Heres a typical progression for someone doing a strength workout with working sets in the 85-95% of 1rm range:

  • Barbell 15-20 reps. Rest 60-90 seconds.

  • 45-55% 8-10 reps. Rest 60-90 seconds.

  • 65-70% 4-6 reps.  Rest 90-120 seconds.

  • 80-83% 1-3 reps. Rest 120-180 seconds.

  • Working Sets (85-95%)


Depending on how strong you are will determine how many warm-up sets you will need. Someone warming up to a 600 pound squat will require more warm-up sets than someone warming up to a 225 pound squat.


Train like a champion

This might sound obvious but there’s more to it than a cheesy saying. In other sports the gym is just a means to an end while scrimmages and drills are considered practice. In strength sports the gym is your practice.  The platform is your turf, so in the gym you need to train like it’s the real deal.

The three staples of training like a champion in my opinion are:

  • Explosive warm-ups: when warming up the core lifts, every rep needs to be performed as explosive as possible. Performing repetitions slow only teaches you to be slow and when it comes time to move heavy weight you’ll be slow. “Practice the way you perform,” right? The gym is your practice so always be in the mentality that whatever it is that you do there reflects how you perform when it’s game time. Recently I attended a seminar with Glenn Pendlay and he brought along his athlete and national champion, Travis Cooper. Travis did a demonstration for us and ended up doing a 330 pound snatch and a 405 pound clean and jerk. The craziest part is that his 135 pound snatch and 135 clean and jerk looked exactly like his 330/405 lift. Create habits early on and teach the body to be aggressive and explosive at all times.
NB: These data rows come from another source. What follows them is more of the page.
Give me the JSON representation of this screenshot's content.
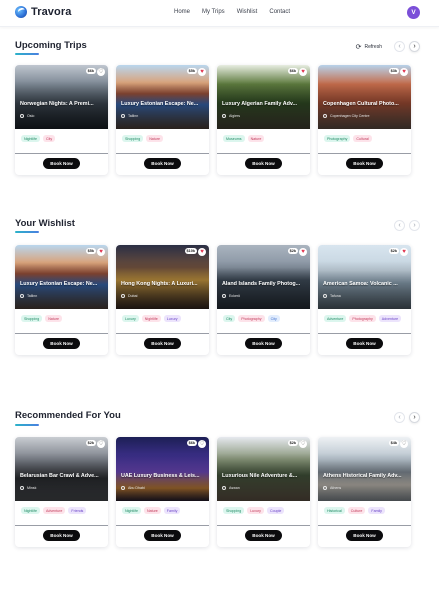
{
  "app": {
    "brand": "Travora",
    "nav": [
      "Home",
      "My Trips",
      "Wishlist",
      "Contact"
    ],
    "avatar_initial": "V"
  },
  "sections": [
    {
      "title": "Upcoming Trips",
      "refresh_label": "Refresh",
      "cards": [
        {
          "title": "Norwegian Nights: A Premi...",
          "location": "Oslo",
          "price": "$6k",
          "heart": "outline",
          "tags": [
            {
              "label": "Nightlife",
              "color": "green"
            },
            {
              "label": "City",
              "color": "pink"
            }
          ],
          "button": "Book Now",
          "scene": "night-street"
        },
        {
          "title": "Luxury Estonian Escape: Ne...",
          "location": "Tallinn",
          "price": "$5k",
          "heart": "filled",
          "tags": [
            {
              "label": "Shopping",
              "color": "green"
            },
            {
              "label": "Nature",
              "color": "pink"
            }
          ],
          "button": "Book Now",
          "scene": "old-town"
        },
        {
          "title": "Luxury Algerian Family Adv...",
          "location": "Algiers",
          "price": "$6k",
          "heart": "filled",
          "tags": [
            {
              "label": "Museums",
              "color": "green"
            },
            {
              "label": "Nature",
              "color": "pink"
            }
          ],
          "button": "Book Now",
          "scene": "forest"
        },
        {
          "title": "Copenhagen Cultural Photo...",
          "location": "Copenhagen City Centre",
          "price": "$3k",
          "heart": "filled",
          "tags": [
            {
              "label": "Photography",
              "color": "green"
            },
            {
              "label": "Cultural",
              "color": "pink"
            }
          ],
          "button": "Book Now",
          "scene": "brick-building"
        }
      ]
    },
    {
      "title": "Your Wishlist",
      "cards": [
        {
          "title": "Luxury Estonian Escape: Ne...",
          "location": "Tallinn",
          "price": "$5k",
          "heart": "filled",
          "tags": [
            {
              "label": "Shopping",
              "color": "green"
            },
            {
              "label": "Nature",
              "color": "pink"
            }
          ],
          "button": "Book Now",
          "scene": "old-town"
        },
        {
          "title": "Hong Kong Nights: A Luxuri...",
          "location": "Dubai",
          "price": "$10k",
          "heart": "filled",
          "tags": [
            {
              "label": "Luxury",
              "color": "green"
            },
            {
              "label": "Nightlife",
              "color": "pink"
            },
            {
              "label": "Luxury",
              "color": "purple"
            }
          ],
          "button": "Book Now",
          "scene": "neon-city"
        },
        {
          "title": "Åland Islands Family Photog...",
          "location": "Eckerö",
          "price": "$2k",
          "heart": "filled",
          "tags": [
            {
              "label": "City",
              "color": "green"
            },
            {
              "label": "Photography",
              "color": "pink"
            },
            {
              "label": "City",
              "color": "blue"
            }
          ],
          "button": "Book Now",
          "scene": "sea"
        },
        {
          "title": "American Samoa: Volcanic ...",
          "location": "Tafuna",
          "price": "$2k",
          "heart": "filled",
          "tags": [
            {
              "label": "Adventure",
              "color": "green"
            },
            {
              "label": "Photography",
              "color": "pink"
            },
            {
              "label": "Adventure",
              "color": "purple"
            }
          ],
          "button": "Book Now",
          "scene": "harbor"
        }
      ]
    },
    {
      "title": "Recommended For You",
      "cards": [
        {
          "title": "Belarusian Bar Crawl & Adve...",
          "location": "Minsk",
          "price": "$2k",
          "heart": "outline",
          "tags": [
            {
              "label": "Nightlife",
              "color": "green"
            },
            {
              "label": "Adventure",
              "color": "pink"
            },
            {
              "label": "Friends",
              "color": "purple"
            }
          ],
          "button": "Book Now",
          "scene": "car"
        },
        {
          "title": "UAE Luxury Business & Leis...",
          "location": "Abu Dhabi",
          "price": "$6k",
          "heart": "outline",
          "tags": [
            {
              "label": "Nightlife",
              "color": "green"
            },
            {
              "label": "Nature",
              "color": "pink"
            },
            {
              "label": "Family",
              "color": "purple"
            }
          ],
          "button": "Book Now",
          "scene": "skyline"
        },
        {
          "title": "Luxurious Nile Adventure &...",
          "location": "Aswan",
          "price": "$2k",
          "heart": "outline",
          "tags": [
            {
              "label": "Shopping",
              "color": "green"
            },
            {
              "label": "Luxury",
              "color": "pink"
            },
            {
              "label": "Couple",
              "color": "purple"
            }
          ],
          "button": "Book Now",
          "scene": "palms"
        },
        {
          "title": "Athens Historical Family Adv...",
          "location": "Athens",
          "price": "$4k",
          "heart": "outline",
          "tags": [
            {
              "label": "Historical",
              "color": "green"
            },
            {
              "label": "Culture",
              "color": "pink"
            },
            {
              "label": "Family",
              "color": "purple"
            }
          ],
          "button": "Book Now",
          "scene": "festival"
        }
      ]
    }
  ]
}
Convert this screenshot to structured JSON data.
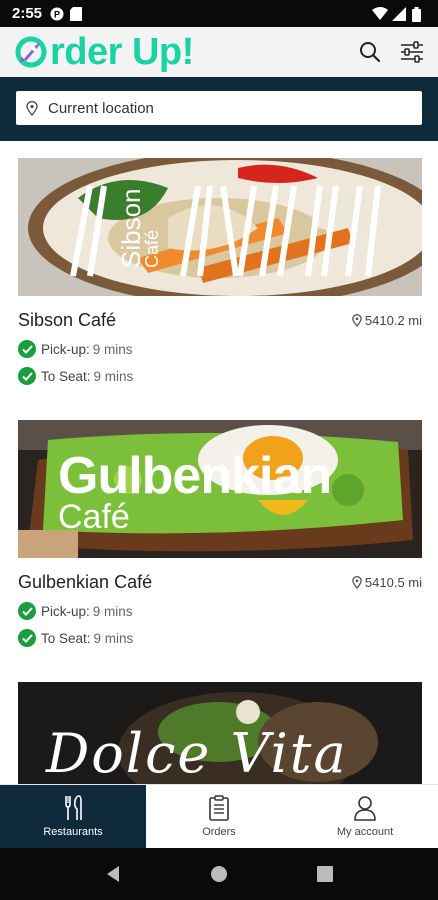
{
  "status_bar": {
    "time": "2:55"
  },
  "app_bar": {
    "logo_text": "rder Up!",
    "brand_color": "#19d3a2"
  },
  "location": {
    "placeholder": "Current location"
  },
  "restaurants": [
    {
      "name": "Sibson Café",
      "distance": "5410.2 mi",
      "image_title": "Sibson",
      "image_subtitle": "Café",
      "pickup_label": "Pick-up:",
      "pickup_value": "9 mins",
      "seat_label": "To Seat:",
      "seat_value": "9 mins"
    },
    {
      "name": "Gulbenkian Café",
      "distance": "5410.5 mi",
      "image_title": "Gulbenkian",
      "image_subtitle": "Café",
      "pickup_label": "Pick-up:",
      "pickup_value": "9 mins",
      "seat_label": "To Seat:",
      "seat_value": "9 mins"
    },
    {
      "image_title": "Dolce Vita"
    }
  ],
  "bottom_nav": [
    {
      "label": "Restaurants",
      "icon": "cutlery-icon",
      "active": true
    },
    {
      "label": "Orders",
      "icon": "clipboard-icon"
    },
    {
      "label": "My account",
      "icon": "user-icon"
    }
  ],
  "colors": {
    "header_dark": "#0e2a3b",
    "check_green": "#1a9d3c"
  }
}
  • Visualization: picture yourself doing the lift. If you can’t mentally see yourself doing the lift your confidence will be crushed the moment you unload the bar.

  • Perform your ritual every set: YouTube a bunch of successful lifters and you’ll notice a pattern. They all perform a ritual before the lift and they consistently do so every-freakin-time. Does this mean bring your mayan bracelet and do the dougie before every lift? No. You have to repeat over and over and over again approaching the barbell the same exact way. Have the same stare into oblivion and ignite the fire in your chest. Engage in visual warfare with a barbell that just wants to prove how much you suck at fighting gravity.

Being a successful strength athlete means you need to create habits. Strong habits lead to strong lifts which leads to a successful lifting career. You want to be at the top? Train like you’re already at the top. You want to add 100 pounds to your total by next year? Plan for it, then attack your strategy. Success in anything requires determination, consistency and patience along the way. Plan, prepare, attack and be ready to climb higher and higher on the podium.





Coburn, Jared W., and Moh H. Malek. NSCA’s Essentials of Personal Training. Champaign, IL: Human Kinetics, 2012. 347-88. Print.

Everett, Greg. Olympic Weightlifting: A Complete Guide for Athletes & Coaches. [Calif.]: Catalyst Athletics, 2009. 31-39. Print.

“Low on Sleep? Stop Computing before Bed – The Week.” The Week. N.p., n.d. Web. 08 Aug. 2013.